A character that we are all fast coming to know through his regular appearances on TV, his defining features in understanding the new shape of AQ are through his ability to exploit the world wide web with his sermons and writings. And his fluency in Arabic and English have assisted him in building a following among young Muslims in the UK and US. His effectiveness flows from his ability to reach new recruits and network and influence rather than offer the kind of training that Bin Laden and Al-Zawahiri previously provided. Through the Inspire magazine we see a piece of propaganda which is well produced, and directs itself at the 'Jihadi cool' idea, which influences the young and disillusioned.

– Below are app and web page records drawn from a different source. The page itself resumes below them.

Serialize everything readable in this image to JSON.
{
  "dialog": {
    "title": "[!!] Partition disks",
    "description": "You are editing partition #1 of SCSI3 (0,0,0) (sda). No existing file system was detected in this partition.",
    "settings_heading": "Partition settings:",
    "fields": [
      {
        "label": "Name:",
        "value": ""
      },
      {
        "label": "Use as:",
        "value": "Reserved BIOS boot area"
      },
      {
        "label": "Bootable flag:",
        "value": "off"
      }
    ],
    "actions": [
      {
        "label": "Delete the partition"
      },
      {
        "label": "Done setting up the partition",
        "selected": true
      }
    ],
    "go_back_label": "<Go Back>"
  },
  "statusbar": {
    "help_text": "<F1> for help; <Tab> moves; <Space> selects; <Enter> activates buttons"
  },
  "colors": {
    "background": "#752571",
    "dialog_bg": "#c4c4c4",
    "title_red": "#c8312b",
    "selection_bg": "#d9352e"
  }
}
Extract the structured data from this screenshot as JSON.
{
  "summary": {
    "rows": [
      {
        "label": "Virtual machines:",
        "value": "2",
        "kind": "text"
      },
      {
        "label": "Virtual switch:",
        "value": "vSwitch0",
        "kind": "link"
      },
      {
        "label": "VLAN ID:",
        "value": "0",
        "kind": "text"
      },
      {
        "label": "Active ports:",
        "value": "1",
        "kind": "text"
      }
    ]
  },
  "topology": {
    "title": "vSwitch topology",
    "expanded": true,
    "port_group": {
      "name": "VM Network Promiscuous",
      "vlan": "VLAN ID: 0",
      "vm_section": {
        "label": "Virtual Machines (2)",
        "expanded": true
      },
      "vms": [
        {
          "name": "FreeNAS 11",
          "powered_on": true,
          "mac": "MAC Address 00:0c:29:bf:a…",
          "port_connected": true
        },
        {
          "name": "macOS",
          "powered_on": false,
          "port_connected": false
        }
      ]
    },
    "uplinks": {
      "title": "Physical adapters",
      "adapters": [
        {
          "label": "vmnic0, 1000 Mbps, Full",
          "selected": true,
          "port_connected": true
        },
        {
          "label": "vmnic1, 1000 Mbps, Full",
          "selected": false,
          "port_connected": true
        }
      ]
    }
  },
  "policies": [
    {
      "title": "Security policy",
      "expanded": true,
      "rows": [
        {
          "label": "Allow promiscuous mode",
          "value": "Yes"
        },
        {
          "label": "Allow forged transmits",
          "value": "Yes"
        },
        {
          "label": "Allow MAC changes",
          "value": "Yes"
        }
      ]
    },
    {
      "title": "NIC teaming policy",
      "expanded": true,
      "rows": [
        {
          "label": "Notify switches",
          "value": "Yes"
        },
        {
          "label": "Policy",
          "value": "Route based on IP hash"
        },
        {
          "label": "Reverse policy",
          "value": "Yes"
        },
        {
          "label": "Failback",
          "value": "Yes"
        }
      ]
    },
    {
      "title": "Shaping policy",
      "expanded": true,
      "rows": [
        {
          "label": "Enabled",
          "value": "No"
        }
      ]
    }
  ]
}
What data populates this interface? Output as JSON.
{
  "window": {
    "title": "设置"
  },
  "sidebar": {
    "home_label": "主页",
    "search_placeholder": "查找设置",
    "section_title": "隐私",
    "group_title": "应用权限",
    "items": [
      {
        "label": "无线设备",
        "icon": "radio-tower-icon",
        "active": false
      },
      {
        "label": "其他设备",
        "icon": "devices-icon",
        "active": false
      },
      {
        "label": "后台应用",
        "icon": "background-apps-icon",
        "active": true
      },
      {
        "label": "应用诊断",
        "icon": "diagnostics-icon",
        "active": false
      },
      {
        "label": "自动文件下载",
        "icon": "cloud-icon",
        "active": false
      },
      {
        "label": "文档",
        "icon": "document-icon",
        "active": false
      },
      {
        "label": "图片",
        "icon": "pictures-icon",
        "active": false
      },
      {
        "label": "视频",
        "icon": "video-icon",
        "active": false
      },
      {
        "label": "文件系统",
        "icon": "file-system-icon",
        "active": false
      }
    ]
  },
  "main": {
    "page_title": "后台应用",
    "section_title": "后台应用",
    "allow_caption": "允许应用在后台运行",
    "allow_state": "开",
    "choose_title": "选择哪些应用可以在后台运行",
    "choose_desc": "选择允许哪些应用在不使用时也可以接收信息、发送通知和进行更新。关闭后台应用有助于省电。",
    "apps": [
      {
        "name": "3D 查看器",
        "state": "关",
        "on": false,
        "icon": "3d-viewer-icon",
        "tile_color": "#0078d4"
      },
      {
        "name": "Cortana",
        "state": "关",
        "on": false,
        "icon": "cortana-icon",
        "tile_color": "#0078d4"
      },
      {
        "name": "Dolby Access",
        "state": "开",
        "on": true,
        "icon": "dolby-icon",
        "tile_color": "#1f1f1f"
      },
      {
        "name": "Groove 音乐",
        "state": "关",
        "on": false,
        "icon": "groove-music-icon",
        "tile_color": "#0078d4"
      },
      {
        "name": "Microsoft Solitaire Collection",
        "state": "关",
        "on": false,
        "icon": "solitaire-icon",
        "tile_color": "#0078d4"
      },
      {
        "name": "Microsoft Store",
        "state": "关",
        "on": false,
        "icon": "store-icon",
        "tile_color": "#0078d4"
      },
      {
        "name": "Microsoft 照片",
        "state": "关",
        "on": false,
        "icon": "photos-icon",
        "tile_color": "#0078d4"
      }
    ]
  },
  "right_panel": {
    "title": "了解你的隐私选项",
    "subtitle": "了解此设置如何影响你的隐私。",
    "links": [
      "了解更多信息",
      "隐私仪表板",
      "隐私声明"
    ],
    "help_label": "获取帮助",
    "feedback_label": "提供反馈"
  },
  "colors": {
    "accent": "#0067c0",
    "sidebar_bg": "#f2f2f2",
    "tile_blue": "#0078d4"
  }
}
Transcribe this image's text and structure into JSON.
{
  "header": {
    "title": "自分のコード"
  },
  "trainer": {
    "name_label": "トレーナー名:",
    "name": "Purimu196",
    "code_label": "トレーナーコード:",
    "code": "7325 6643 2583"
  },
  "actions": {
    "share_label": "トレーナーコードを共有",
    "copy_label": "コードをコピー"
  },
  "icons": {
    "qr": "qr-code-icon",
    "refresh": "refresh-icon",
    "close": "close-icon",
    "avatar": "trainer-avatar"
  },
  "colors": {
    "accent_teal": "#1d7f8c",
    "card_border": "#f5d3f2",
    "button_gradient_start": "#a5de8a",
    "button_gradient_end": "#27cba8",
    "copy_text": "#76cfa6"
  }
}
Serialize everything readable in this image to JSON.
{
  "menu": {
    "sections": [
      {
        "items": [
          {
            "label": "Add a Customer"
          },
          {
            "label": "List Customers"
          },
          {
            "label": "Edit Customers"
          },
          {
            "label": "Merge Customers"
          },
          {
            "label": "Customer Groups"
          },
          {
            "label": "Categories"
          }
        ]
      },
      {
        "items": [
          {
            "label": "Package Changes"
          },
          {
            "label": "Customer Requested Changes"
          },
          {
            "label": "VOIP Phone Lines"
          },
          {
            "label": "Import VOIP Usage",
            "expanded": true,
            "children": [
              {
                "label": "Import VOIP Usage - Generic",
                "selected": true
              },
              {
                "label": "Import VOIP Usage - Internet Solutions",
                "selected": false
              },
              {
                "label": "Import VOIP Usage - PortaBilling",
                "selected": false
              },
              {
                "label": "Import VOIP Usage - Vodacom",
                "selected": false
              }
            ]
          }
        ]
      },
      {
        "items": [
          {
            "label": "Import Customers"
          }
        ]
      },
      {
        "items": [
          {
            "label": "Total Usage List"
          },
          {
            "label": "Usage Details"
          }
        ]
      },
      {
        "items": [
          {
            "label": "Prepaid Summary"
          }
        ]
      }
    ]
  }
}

Al-Awlaki's ability to communicate and connect with disaffected youth is not something that we are sure al-Zawahiri will be able to offer. He is not known as a well-liked figure within AQ, and is often perceived as an individual with little charisma who writes very well but has difficulty rallying popular support.
Meanwhile the other franchises of AQ have their own problems to deal with. AQ in the Islamic Maghreb (AQIM) have increasingly turned to kidnapping and extortion to gain finances for its dwindling economic position and al-Shabhab is more focused on gaining control of Somalia and fighting its own battles there. However, should the situation in Somalia change in its favour and it begins to look outwardly for targets in the West, which we cannot discount; it would become a more prominent concern.
The ultimate test for both the US and al-Zawahiri will be the manner in which they can affect the mid-term outcome of the Arab Spring. Clearly the relatively peaceful uprisings that spread across North Africa and the Middle East during the first part of the year caught both AQ and Western governments by surprise and also bypassed AQ's ideology. The Arab Spring has the potential to marginalise AQ so much so that it will become irrelevant in the Muslim world, but conversely should the new regimes in these countries not capitalise on their popular support, it is certain that AQ will be waiting in the wings to take advantage.
The views expressed here are the author's own and do not nessecarily reflect those of RUSI.
 For example, Bush's declaration of victory on board USS Lincoln after initial operations in Iraq in 2003, or the 'War on Terrorism' statements made in early 2000s.